Referring to contemporary issues, the lyrical I would be classified as a lower ranked person since she is black and being occupied as a maid, which clearly makes her powerless and voiceless in society. Also, the fact that the lyrical I craves the gaze of Actaeon, represents the way the black maiden actually is not seen as a full person, she is just a maiden, a slave of the white and fair goddess. Regarding to dynamics of power and gender, white men, as mentioned before, have the most power and therefore are dominant, followed by white women. This issue is also indicated by the craving and want of Actaeon’s validation, therefore a black woman remains unseen, just as a
I just feel robbed” (Rankine 27). Her outrage was also demonstrated on page 29 where she yelled: “I swear to God I’m fucking going to take this fucking ball and shove it down your fucking throat, you hear that?

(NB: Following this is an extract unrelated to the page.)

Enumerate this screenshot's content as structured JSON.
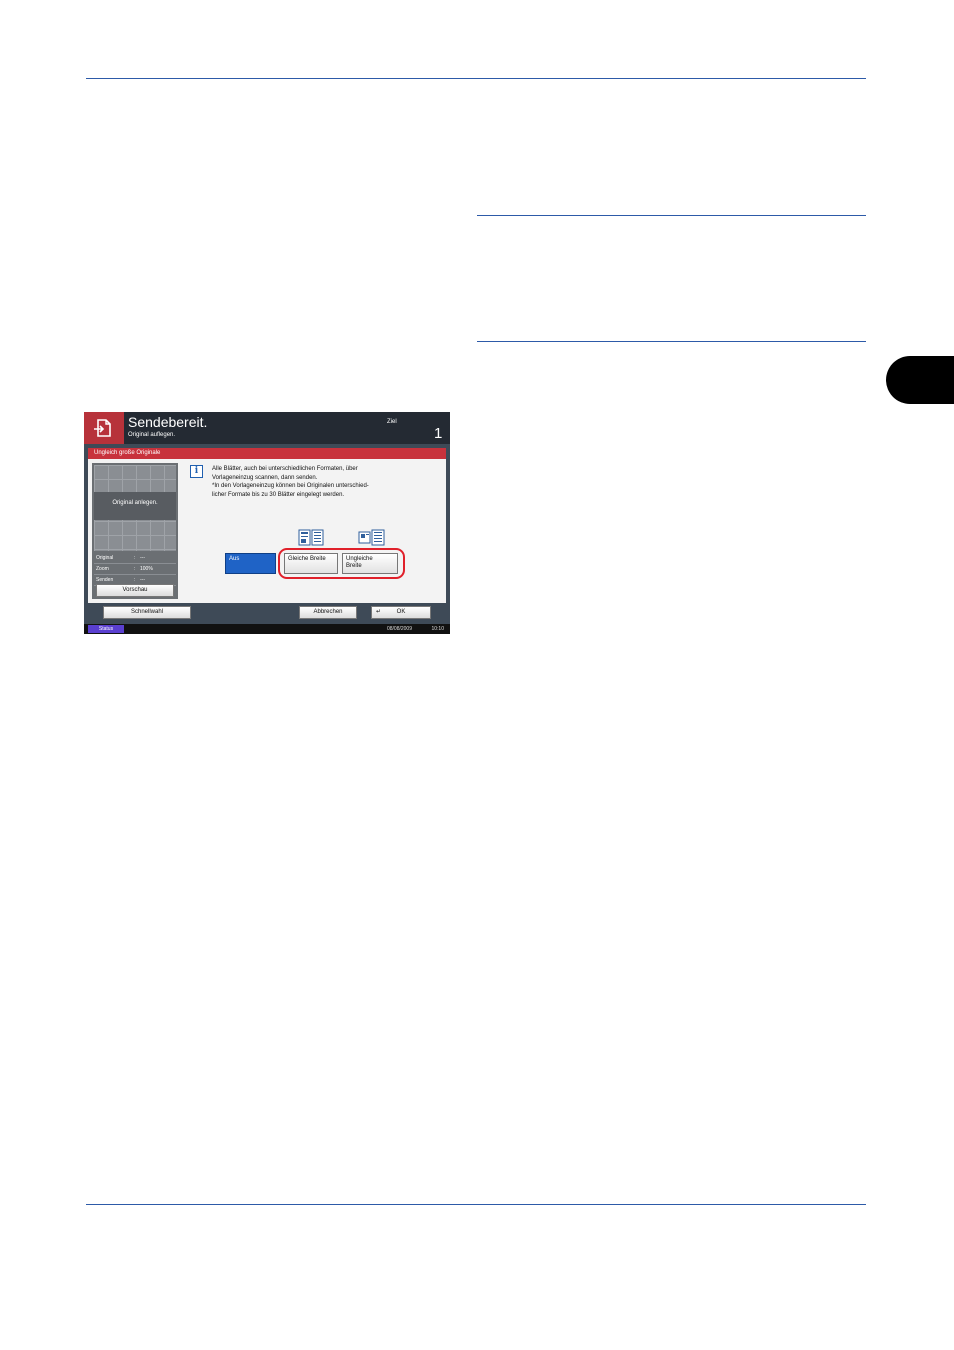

I swear to God” (Rankine 29). Here the “angry black woman” stereotype is fully realized with the actions by Serena. Although she had a justifiable right to be angry, one must remember that her actions are being amplified simply because of her race which doesn’t fit the historical form of the sport.
In an 1890 interview with The Voice, Frances Willard vocalized concern over the value of black voters, asserting stereotypes about black men as being drunken rapists, and therefore a threat to white womanhood. In the interview, she claims not only that "the colored race multiplies like the locusts of Egypt." but "the grog shop is its center of power. The safety of women, of childhood, of the home is menaced in a thousand localities at this moment so that [white] men dare not go beyond the sight of their own roof-tree" Because of Willard's statements, the Woman's Christian Temperance Union (WCTU), of which she was the president of, has been frequently dismissed by historians as racist. In spite of Willard and historians, the organization was placed in a position of importance by many black women of the time, viewed as one of the best institutions to establish interracial cooperation (Gilmore
The protagonist of The Bluest Eye is a young African American girl named Pecola Breedlove. She is introduced by Claudia, a young African-American girl with who Pecola builds a friendship, as a “girl who had no place to go” (16). Pecola struggles to accept her appearance and believes that the source of all the problems she encounters is her dark skin tone. In the book, Pecola chooses to hide “behind [her ugliness]” and be “concealed, veiled, eclipsed-peeping out from behind the shroud very seldom, and then only to yearn for the return of her mask” (39). She hid behind a mask in order to protect herself from the insults and discrimination she received from society.